Useful Digital Marketing Terms
These digital marketing terms are useful for understanding Google Analytics and what the data it is tracking. These terms are metrics as well as dimensions used to analyze data. Both are equally important to understand in order to make sure your digital marketing is performing as planned.
When the behaviour of users on your site is tracked within that unique visits until they leave your site or the session expires after 30 seconds of inactivity. This tracking happens when the Google Analytics tracking code is triggered by on a users entrance to the site.
New and Returning Visits

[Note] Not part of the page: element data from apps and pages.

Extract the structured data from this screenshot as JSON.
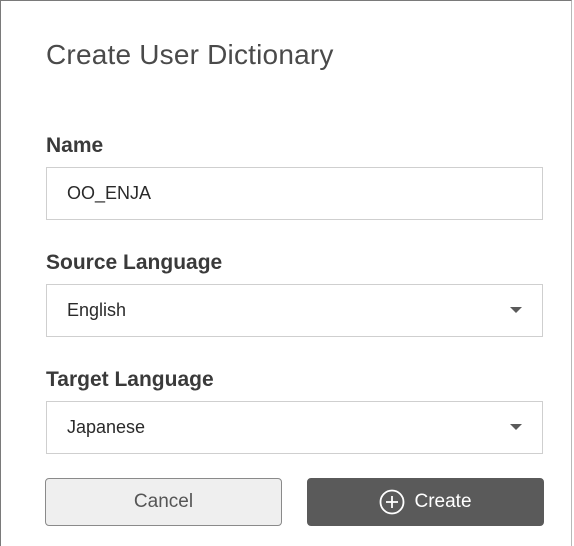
{
  "dialog": {
    "title": "Create User Dictionary"
  },
  "form": {
    "name": {
      "label": "Name",
      "value": "OO_ENJA"
    },
    "source_language": {
      "label": "Source Language",
      "selected": "English"
    },
    "target_language": {
      "label": "Target Language",
      "selected": "Japanese"
    }
  },
  "actions": {
    "cancel_label": "Cancel",
    "create_label": "Create",
    "create_icon": "plus-circle-icon"
  },
  "colors": {
    "primary_button": "#5a5a5a",
    "secondary_button": "#efefef",
    "field_border": "#cfcfcf"
  }
}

This refers to when Google Analytics tracks when a user has been to your site from that browser before. It is done through Google Analytics tracking the unique user ID of that browser from a cookie that is added to the users browser. If that user clears their cookies, the next visit will be counted as a new user. In addition, the user will also be counted as a new user if they visit from a different browser.
This metric refers to the number of visitors that comes to your site. It can be new or returning visitors. This number is not the same as the number of visits to your site. The difference between the two is that number of visits accounts for all visits, while visitors refers to group of visits from one computer.
This metric refers to the percentage of visits that landed on one page on the site and did not interact with any other elements of the site. Moreover, the default setting is that a session that is inactive for 30 seconds is a bounce.
The pageviews refers to the number of views of a page. Unique pageviews is different from pageviews as it refers to the number of visitors to the page as opposed to the number of visits to the page.
Pages per Visit
Pages per visit refers to the number of pages a user makes in one visit. You use this measure to show the depth of engagement that user has with your site.
This refers to the page of your website that users arrive to your site at.
This refers to the pages that users exit your site from .
This refers to ways you can drill down into the how users interact with your site and what characteristics or behaviours define their interactions. This includes new versus returning visitors, where the traffic came from, whether the traffic was a paid or organic source.
This refers to the visual representations of how visitors flow through your website showing where they landed, and what pages they went to in order. Additionally it shows what pages they exited the site from.
Dashboards refer to a view that shows data related to how users interacted with your site. The predefined dashboards included in Google Analytics that most people see when they open their account in Google Analytics. You can create custom dashboards to track specific goals as well.
This refers to the specific place that sent a hit to your site, what the specific source and medium was. The types of traffic are organic, referral (external sites that link users to your site), direct (show as none, people who directly enter your website url), or cost per click or paid advertising such as Google AdWords.
Goals refers to the micro and macro goals that you want to achieve with your site. These goals can include URL destination (measuring visits to set pages, time on site (measuring how many users spend more than a specific amount on your site), pages/visit (measuring how many users visit a specified number of pages per visit), and ecommerce ( for example measuring the data for products sold).
This refers to the words and phrases that users entered to find your site in Search Engine Results Page.
This refers to specific interactions with graphics or links on your site that you want to track. These track triggered macro and microconversions.